PROBLEM TO WORK ON:
Only a number is expected here: the count of lines in the data that contain "icon".
⟨
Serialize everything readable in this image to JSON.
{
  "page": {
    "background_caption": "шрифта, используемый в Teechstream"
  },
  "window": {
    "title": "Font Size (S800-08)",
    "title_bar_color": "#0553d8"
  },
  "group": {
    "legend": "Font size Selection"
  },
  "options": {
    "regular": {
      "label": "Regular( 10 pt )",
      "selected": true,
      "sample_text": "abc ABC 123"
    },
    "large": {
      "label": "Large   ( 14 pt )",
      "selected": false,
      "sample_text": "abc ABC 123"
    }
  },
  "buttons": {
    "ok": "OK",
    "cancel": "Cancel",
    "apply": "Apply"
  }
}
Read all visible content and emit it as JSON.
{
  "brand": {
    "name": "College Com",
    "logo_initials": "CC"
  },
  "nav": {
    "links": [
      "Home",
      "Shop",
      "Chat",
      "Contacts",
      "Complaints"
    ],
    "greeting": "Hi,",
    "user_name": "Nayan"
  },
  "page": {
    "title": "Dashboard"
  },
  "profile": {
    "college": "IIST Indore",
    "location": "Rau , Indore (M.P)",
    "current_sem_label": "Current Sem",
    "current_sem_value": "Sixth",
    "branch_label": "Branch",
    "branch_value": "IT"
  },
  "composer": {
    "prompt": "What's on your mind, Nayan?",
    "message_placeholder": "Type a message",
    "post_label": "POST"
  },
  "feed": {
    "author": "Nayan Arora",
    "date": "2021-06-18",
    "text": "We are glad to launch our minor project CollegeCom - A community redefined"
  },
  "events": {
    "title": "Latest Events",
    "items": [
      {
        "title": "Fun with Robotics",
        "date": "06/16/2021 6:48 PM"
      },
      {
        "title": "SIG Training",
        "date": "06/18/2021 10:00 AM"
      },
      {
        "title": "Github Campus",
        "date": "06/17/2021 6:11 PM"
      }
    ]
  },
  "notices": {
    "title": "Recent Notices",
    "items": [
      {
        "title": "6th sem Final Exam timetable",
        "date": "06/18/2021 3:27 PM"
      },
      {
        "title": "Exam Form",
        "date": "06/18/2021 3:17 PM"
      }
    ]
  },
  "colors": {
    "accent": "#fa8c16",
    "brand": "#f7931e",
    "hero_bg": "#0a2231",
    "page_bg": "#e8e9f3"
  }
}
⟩
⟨
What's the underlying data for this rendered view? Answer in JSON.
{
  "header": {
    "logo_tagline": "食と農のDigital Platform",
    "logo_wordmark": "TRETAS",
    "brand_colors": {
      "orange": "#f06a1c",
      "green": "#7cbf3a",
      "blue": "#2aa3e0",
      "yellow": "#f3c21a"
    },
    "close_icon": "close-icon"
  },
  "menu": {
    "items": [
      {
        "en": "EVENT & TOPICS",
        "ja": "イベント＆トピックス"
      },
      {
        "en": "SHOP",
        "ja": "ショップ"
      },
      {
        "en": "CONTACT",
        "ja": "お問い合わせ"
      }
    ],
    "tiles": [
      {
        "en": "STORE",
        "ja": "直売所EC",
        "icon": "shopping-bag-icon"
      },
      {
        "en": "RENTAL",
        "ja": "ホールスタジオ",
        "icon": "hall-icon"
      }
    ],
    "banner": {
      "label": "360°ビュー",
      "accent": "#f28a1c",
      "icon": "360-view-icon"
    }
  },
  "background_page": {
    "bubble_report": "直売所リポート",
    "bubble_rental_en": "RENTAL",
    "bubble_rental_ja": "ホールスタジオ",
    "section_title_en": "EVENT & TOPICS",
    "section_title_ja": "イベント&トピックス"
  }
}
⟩
OUTPUT:
4